For Maryland to achieve its goals this season, it will need all four bigs to be reasonably productive. Turgeon still hopes Smith and Marial can remain a viable center platoon, combining to average somewhere between 12 and 16 points per game. But if those two can’t provide 40 minutes on a given night, the small-ball lineup could be a major weapon.
“It’s not a lineup we practice a lot,” Turgeon said, “but it’s gonna be a lineup we probably play more as the season goes on.”
The Terps’ schedule keeps shuffling.
Maryland’s initial schedule included a Dec. 1 home matchup against Monmouth, but the Hawks canceled that game along with three others last week due to a positive COVID-19 test in their program. The Terps quickly scheduled Towson for that date, but that was canceled due to a positive test in the Tigers’ program.
Next up in the game of musical chairs is Saint Peter’s. The Terps announced Dec. 2 that they’ll play the Peacocks on Friday, Dec. 4. Maryland’s previously scheduled opponent for Dec. 4, George Mason, announced it was pausing team activities Dec. 2 and postponing the matchup against the Terps.
Then, James Madison will host Maryland Saturday, Dec. 5, at 3 p.m. ET. Both programs made the announcement Dec. 1. This becomes the Terps’ first road game of the season. James Madison is 2-1 but ranks just 274th in Ken Pomeroy’s predictive rankings, which have 0-3 Towson 225th.
Barring another cancellation, the Terps will have five games in the books after this weekend. Maryland visits Clemson — which is 2-0 and ranked 30th in KenPom, seven spots ahead of the Terps — as part of the ACC/Big Ten Challenge on Wednesday, Dec. 9. Maryland then hosts Rutgers — 3-0, 24th in the AP Poll, 32nd in KenPom — for its conference opener on Wednesday, Dec. 14.

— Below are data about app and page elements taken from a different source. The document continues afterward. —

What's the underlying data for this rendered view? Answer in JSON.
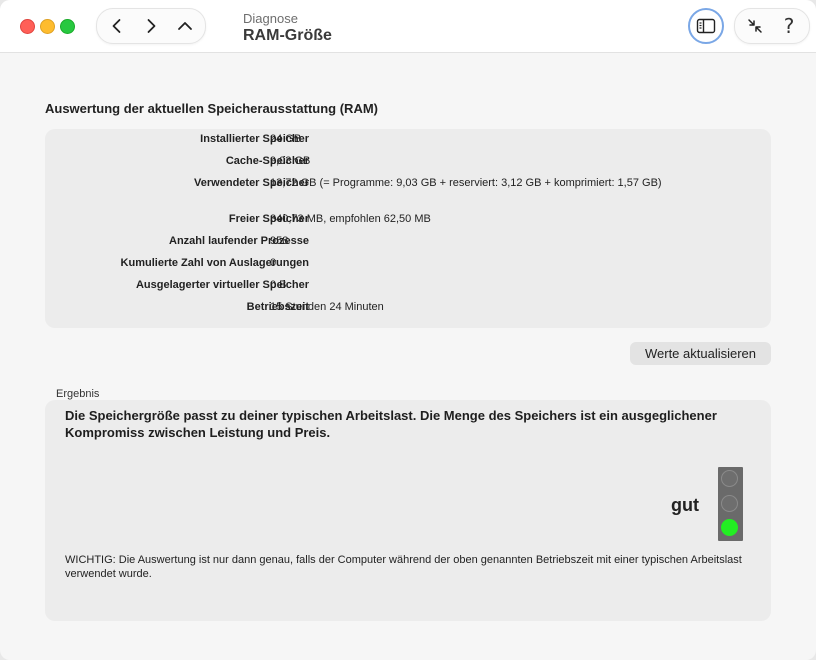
{
  "window": {
    "subtitle": "Diagnose",
    "title": "RAM-Größe"
  },
  "toolbar": {
    "back_icon": "chevron-left-icon",
    "forward_icon": "chevron-right-icon",
    "up_icon": "chevron-up-icon",
    "sidebar_icon": "sidebar-icon",
    "collapse_icon": "collapse-arrows-icon",
    "help_label": "?"
  },
  "ram": {
    "heading": "Auswertung der aktuellen Speicherausstattung (RAM)",
    "rows": [
      {
        "label": "Installierter Speicher",
        "value": "24 GB"
      },
      {
        "label": "Cache-Speicher",
        "value": "9,03 GB"
      },
      {
        "label": "Verwendeter Speicher",
        "value": "13,72 GB (= Programme: 9,03 GB + reserviert: 3,12 GB + komprimiert: 1,57 GB)"
      },
      {
        "label": "Freier Speicher",
        "value": "340,73 MB, empfohlen 62,50 MB"
      },
      {
        "label": "Anzahl laufender Prozesse",
        "value": "958"
      },
      {
        "label": "Kumulierte Zahl von Auslagerungen",
        "value": "0"
      },
      {
        "label": "Ausgelagerter virtueller Speicher",
        "value": "0  B"
      },
      {
        "label": "Betriebszeit",
        "value": "15 Stunden 24 Minuten"
      }
    ],
    "refresh_label": "Werte aktualisieren"
  },
  "result": {
    "label": "Ergebnis",
    "verdict": "Die Speichergröße passt zu deiner typischen Arbeitslast. Die Menge des Speichers ist ein ausgeglichener Kompromiss zwischen Leistung und Preis.",
    "rating": "gut",
    "active_lamp_color": "#22ee22",
    "note": "WICHTIG: Die Auswertung ist nur dann genau, falls der Computer während der oben genannten Betriebszeit mit einer typischen Arbeitslast verwendet wurde."
  }
}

In other news: Maryland legend Len Bias is now a College Basketball Hall of Famer.
Bias was selected as part of the National Collegiate Basketball Hall of Fame’s Class of 2021 Nov. 29, just as the Terps were finishing off their win over Mount St. Mary’s. He’s part of an eight-man class that will be enshrined next November in Kansas City.
Maryland’s only two-time ACC Player of the Year becomes the second Terp inducted into this Hall of Fame — Tom McMillen was enshrined in 2013. Bias scored 2,149 points in his college career, graduating as the school’s all-time leading scorer. His senior season, in which he averaged 23.2 points and 7.0 rebounds per game, remains perhaps the most dominant year in program history. Bias was selected second overall by the Boston Celtics in the 1986 NBA Draft but died two days later after a fatal cocaine overdose.
I wrote at length this spring about how Bias’ legend lives on more than three decades after his death. He’ll never be forgotten in Maryland. And now there’s one more place for him to be remembered forever.
This story was updated after Maryland announced it was playing Saint Peter’s Dec. 4.
Photo Credit: Courtesy of Maryland Athletics